Adding daratumumab to carfilzomib and dexamethasone improved progression-free survival in patients with relapsed/refractory multiple myeloma, according to topline findings from the phase III CANDOR study.
Ajai Chari, MD
Adding daratumumab (Darzalex) to carfilzomib (Kyprolis) and dexamethasone (DKd) improved progression-free survival (PFS) in patients with relapsed/refractory multiple myeloma, according to topline findings from the phase III CANDOR study.1
The topline findings showed that the DKd triplet reduced the risk of disease progression or death by 37% compared with carfilzomib and dexamethasone alone (Kd). The median PFS was not yet reached with DKd compared with 15.8 months with Kd alone (HR, 0.630; 95% CI, 0.464-0.854; P = .0014).
"While treatment advances have improved outcomes for patients with multiple myeloma, there remains a need for additional therapeutic options for patients who have relapsed," Ajai Chari, MD, associate professor of medicine, director of clinical research in the Multiple Myeloma Program and the associate director of clinical research, Mount Sinai Cancer Clinical Trials Office, said in a press release.2 "CANDOR confirms in a large phase III study the benefit for patients demonstrated in the earlier phase I study using the same combination."
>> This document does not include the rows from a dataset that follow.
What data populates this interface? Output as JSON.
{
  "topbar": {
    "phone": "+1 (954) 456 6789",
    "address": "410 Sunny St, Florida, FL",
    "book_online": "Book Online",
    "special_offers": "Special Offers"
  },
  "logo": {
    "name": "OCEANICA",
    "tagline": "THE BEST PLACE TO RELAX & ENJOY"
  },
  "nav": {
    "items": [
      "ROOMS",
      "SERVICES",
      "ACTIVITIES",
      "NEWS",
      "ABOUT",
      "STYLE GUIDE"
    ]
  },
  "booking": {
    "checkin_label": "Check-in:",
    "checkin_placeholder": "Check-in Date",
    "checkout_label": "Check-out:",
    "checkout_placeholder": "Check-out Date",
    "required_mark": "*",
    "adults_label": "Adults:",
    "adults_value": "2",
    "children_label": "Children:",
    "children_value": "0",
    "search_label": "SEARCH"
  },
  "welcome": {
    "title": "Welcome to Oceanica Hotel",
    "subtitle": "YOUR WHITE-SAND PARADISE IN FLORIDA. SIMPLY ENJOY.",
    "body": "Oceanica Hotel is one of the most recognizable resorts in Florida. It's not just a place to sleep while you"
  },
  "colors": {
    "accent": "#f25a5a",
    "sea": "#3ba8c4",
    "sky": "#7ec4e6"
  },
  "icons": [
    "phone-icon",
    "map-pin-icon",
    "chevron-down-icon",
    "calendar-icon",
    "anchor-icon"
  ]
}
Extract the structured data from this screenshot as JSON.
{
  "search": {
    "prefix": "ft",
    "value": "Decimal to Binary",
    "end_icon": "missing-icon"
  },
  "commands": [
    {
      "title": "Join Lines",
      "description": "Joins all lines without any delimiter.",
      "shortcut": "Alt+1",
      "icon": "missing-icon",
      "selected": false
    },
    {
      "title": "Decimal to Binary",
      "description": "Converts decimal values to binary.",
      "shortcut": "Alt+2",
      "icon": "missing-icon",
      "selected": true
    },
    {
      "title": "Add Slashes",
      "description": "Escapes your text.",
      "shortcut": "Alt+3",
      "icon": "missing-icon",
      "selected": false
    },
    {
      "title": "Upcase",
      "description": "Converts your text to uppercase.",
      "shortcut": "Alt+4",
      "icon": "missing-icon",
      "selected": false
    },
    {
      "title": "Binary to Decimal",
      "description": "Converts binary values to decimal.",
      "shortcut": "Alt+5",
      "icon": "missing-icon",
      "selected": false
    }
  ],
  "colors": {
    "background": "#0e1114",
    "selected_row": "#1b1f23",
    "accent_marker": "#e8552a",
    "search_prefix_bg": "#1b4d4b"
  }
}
The open-label phase III CANDOR trial (NCT03158688) randomized 466 patients with relapsed/refractory multiple myeloma treated with 1 to 3 prior therapies to either DKd or Kd. The primary endpoint was PFS. Genmab A/S, which develops daratumumab with Janssen, reported in a press release that no new safety signals emerged with the study drugs compared with historical data. Treatment-emergent adverse advents (TEAEs) occurring in at least 20% of patients in the DKd arm included thrombocytopenia, anemia, diarrhea, hypertension, upper respiratory tract infection, fatigue and dyspnea.
Genmab plans to discuss the CANDOR findings with regulatory authorities and present the data at an upcoming medical meeting.
"We are very pleased that daratumumab has shown efficacy in yet another combination regimen—in this case with carfilzomib, a newer member of the proteasome inhibitor class. We look forward to the potential for this combination to provide an additional regimen for patients diagnosed with relapsed multiple myeloma," Jan van de Winkel, PhD, chief executive officer of Genmab, said in a statement.
Data were previously reported from a phase Ib trial (NCT01998971) exploring the daratumumab triplet.3 The findings included 85 patients with relapsed/refractory multiple myeloma who had received 1 to 3 prior lines of therapy including bortezomib (Velcade) and an immunomodulatory drug. The median number of prior therapy lines was 2 (range, 1-4) and 60% of patients were refractory to lenalidomide.
The overall response rate was 84%, including 79% in lenalidomide-refractory patients. At the time of the data analysis, the median PFS had not been reached. The 12-month PFS rate was 74% across the overall population and 65% in patients refractory to lenalidomide.
The investigators considered the regimen to be well tolerated. Grade 3/4 TEAEs occurring most frequently included thrombocytopenia (31%), lymphopenia (24%), anemia (21%), and neutropenia (21%).